- 1 pound dried whole elderberries organic preferred
- 20 cups water
- 1 whole cinnamon stick
- 1/2 teaspoon ground ginger powder or 1" piece fresh ginger root
- 1 pinch sea salt
- 2 cups raw honey (16 ounces)
- 1 small lemon juiced
Combine all ingredients except honey in a large soup pot and bring to a rapid boil. Once boiling, cover, reduce heat to a simmer and cook for 1 hour.
Remove cover, raise heat to medium and continue cooking uncovered until reduced by about half. This should take approximately another hour.
Remove from heat and use a mesh strainer to drain liquid into a glass container.

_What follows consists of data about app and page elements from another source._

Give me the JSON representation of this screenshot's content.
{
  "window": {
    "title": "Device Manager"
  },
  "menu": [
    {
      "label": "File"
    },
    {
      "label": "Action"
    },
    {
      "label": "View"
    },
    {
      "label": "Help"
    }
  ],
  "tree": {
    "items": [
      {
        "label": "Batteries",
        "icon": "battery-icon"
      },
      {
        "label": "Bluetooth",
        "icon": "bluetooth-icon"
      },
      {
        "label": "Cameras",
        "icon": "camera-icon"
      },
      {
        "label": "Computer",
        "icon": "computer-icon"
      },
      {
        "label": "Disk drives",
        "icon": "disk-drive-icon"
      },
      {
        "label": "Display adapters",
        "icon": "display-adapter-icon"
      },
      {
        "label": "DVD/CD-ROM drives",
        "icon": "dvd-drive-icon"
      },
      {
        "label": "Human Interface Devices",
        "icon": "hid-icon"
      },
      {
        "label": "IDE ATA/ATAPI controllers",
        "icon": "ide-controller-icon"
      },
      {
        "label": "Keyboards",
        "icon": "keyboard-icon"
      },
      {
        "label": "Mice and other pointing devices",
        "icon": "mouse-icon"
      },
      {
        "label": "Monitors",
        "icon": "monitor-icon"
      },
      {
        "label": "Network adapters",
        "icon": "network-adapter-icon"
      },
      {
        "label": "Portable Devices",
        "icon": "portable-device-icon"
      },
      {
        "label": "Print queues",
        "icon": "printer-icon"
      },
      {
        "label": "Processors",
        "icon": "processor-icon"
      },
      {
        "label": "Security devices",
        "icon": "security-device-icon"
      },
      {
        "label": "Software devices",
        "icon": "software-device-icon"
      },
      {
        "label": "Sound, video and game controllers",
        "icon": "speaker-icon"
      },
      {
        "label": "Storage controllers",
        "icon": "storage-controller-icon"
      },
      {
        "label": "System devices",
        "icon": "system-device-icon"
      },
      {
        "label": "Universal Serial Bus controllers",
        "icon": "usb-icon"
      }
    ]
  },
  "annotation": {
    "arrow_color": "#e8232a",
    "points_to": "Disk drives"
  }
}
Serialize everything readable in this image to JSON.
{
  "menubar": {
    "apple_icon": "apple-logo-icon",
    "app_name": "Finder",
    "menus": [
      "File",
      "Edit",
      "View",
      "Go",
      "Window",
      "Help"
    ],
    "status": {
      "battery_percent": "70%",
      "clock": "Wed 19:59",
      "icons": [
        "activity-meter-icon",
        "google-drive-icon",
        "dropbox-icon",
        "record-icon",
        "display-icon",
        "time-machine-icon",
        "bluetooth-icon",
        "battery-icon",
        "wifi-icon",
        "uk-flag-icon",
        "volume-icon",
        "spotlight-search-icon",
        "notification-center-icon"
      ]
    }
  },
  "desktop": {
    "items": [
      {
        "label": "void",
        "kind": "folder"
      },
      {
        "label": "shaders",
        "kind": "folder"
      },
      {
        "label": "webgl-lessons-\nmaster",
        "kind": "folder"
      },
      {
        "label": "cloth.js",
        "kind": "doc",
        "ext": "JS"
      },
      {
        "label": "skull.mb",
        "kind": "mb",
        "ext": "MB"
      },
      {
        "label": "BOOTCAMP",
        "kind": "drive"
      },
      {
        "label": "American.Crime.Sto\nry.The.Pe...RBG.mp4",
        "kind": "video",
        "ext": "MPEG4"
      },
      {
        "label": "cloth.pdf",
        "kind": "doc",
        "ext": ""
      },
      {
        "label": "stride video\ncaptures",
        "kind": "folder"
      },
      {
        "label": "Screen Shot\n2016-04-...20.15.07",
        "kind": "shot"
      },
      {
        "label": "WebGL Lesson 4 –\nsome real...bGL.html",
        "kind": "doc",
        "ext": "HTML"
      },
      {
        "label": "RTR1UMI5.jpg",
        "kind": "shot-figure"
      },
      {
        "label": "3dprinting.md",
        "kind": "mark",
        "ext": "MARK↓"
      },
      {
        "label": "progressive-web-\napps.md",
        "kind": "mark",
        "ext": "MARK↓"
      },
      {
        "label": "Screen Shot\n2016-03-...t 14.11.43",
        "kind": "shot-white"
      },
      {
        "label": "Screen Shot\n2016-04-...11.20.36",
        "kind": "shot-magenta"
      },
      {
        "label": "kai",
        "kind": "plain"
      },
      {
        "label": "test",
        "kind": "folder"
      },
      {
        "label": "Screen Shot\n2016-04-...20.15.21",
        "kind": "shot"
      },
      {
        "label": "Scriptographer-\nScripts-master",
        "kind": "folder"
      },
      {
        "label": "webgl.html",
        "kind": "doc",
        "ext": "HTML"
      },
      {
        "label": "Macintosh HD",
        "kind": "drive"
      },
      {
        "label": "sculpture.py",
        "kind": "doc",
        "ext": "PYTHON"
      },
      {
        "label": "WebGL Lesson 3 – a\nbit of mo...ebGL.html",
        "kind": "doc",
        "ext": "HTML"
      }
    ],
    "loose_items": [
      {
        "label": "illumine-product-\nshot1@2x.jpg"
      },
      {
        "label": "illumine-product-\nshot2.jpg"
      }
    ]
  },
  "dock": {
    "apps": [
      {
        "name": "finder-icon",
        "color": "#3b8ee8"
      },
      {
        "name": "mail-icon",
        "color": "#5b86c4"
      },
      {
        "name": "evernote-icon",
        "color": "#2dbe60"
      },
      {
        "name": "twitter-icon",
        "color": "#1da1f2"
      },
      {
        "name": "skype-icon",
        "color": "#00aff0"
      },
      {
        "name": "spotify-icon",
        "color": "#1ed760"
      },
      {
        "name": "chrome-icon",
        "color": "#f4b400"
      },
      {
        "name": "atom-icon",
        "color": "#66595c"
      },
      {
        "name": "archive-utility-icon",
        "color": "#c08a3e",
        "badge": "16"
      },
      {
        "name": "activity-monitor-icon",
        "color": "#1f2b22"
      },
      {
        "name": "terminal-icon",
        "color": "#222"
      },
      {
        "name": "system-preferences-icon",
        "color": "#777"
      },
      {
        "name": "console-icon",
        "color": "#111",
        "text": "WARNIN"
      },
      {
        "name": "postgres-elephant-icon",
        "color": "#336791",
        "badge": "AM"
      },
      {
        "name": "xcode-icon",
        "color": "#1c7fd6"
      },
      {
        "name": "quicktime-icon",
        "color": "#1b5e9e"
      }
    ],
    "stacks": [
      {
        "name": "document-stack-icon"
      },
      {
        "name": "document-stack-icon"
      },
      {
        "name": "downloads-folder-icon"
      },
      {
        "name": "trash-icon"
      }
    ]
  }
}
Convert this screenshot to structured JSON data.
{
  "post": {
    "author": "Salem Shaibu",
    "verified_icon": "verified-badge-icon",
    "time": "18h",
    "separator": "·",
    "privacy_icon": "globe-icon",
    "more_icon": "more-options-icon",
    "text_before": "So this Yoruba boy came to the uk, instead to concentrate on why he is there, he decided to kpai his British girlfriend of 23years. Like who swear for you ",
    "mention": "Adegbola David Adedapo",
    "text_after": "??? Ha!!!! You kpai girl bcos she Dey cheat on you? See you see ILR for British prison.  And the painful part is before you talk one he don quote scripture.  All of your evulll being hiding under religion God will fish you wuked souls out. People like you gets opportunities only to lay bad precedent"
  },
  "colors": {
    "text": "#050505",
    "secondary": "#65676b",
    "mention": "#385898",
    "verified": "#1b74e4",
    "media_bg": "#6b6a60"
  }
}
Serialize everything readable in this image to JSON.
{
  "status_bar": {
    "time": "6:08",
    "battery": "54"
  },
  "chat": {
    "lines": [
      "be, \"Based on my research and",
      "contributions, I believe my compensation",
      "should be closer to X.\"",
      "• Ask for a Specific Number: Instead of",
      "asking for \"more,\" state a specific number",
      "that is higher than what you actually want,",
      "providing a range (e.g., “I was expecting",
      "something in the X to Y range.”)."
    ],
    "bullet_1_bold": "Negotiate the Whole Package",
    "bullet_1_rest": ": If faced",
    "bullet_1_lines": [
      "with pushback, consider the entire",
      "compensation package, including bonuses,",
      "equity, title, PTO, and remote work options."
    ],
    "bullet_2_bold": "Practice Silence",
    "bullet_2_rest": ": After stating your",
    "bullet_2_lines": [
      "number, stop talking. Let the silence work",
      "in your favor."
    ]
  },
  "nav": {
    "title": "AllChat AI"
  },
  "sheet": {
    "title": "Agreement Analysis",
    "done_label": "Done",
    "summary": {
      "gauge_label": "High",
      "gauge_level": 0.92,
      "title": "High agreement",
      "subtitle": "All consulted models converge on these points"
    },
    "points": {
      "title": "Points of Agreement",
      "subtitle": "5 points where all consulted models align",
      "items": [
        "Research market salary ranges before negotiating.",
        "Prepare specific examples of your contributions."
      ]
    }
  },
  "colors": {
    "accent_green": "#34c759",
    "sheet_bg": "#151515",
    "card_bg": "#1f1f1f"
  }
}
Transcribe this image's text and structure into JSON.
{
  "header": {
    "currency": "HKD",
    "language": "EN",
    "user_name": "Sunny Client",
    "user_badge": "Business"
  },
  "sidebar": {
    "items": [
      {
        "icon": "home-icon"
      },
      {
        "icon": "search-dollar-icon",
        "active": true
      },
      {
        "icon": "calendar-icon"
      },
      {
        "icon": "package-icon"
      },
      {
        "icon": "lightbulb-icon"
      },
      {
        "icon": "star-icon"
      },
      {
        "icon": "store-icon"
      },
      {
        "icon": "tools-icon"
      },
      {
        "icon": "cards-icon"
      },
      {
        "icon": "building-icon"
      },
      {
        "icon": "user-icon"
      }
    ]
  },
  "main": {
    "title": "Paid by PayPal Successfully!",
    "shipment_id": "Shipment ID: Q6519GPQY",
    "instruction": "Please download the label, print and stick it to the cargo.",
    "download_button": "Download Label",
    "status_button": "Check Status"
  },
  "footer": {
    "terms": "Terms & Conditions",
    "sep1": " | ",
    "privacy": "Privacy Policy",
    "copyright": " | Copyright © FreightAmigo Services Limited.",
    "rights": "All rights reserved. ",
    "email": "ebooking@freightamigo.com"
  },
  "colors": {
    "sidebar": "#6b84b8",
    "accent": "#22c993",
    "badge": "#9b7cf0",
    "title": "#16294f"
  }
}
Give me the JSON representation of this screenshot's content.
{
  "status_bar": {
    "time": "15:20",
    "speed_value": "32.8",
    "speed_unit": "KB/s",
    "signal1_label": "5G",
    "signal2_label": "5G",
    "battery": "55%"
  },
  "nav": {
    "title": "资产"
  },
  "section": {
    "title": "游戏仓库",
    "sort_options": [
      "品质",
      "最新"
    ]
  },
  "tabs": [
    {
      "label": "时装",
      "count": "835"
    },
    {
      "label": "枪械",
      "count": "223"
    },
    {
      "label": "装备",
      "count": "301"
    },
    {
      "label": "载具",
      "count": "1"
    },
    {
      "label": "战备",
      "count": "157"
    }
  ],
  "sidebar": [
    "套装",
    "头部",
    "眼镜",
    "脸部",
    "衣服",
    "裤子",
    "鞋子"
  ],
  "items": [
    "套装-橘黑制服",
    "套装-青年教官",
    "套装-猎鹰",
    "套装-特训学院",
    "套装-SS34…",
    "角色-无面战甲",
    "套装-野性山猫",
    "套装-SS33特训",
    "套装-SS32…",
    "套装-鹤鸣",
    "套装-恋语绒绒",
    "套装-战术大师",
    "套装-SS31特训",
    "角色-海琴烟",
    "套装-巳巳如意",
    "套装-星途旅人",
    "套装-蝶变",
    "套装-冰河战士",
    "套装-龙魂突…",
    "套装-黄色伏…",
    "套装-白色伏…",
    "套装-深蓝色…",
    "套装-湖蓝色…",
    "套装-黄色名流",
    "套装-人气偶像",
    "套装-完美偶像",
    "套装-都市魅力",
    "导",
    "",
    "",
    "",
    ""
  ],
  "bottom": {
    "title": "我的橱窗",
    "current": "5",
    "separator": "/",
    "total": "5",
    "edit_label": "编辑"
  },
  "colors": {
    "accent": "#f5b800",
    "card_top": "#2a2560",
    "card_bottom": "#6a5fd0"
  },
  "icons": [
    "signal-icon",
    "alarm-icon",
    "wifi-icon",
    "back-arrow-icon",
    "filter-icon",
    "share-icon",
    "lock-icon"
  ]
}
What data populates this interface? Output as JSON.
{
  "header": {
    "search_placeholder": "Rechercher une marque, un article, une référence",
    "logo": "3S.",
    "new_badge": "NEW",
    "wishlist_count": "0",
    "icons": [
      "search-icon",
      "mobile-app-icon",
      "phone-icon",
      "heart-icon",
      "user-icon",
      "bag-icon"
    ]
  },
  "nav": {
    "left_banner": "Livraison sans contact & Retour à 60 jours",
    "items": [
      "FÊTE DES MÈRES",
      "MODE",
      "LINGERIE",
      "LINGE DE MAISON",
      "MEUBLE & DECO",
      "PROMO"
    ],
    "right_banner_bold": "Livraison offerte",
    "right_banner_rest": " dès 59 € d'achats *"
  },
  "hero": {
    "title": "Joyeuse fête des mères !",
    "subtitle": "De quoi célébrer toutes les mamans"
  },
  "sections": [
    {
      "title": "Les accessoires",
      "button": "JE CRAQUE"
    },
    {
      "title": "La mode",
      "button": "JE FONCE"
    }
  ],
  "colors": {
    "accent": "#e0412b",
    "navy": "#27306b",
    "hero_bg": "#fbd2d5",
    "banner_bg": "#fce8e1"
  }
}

Allow to cool to room temperature, whisk in raw honey until fully dissolved and add lemon juice. We tend to like mildly sweet things so if you need this sweeter, add more honey and adjust as desired.
Transfer to glass storage containers (mason jars, etc.) and store in the refrigerator.
Individual Serving Size is 1 teaspoon per day for children or 1 tablespoon per day for adults. Recipe Makes Approximately 8 cups or 384 teaspoons.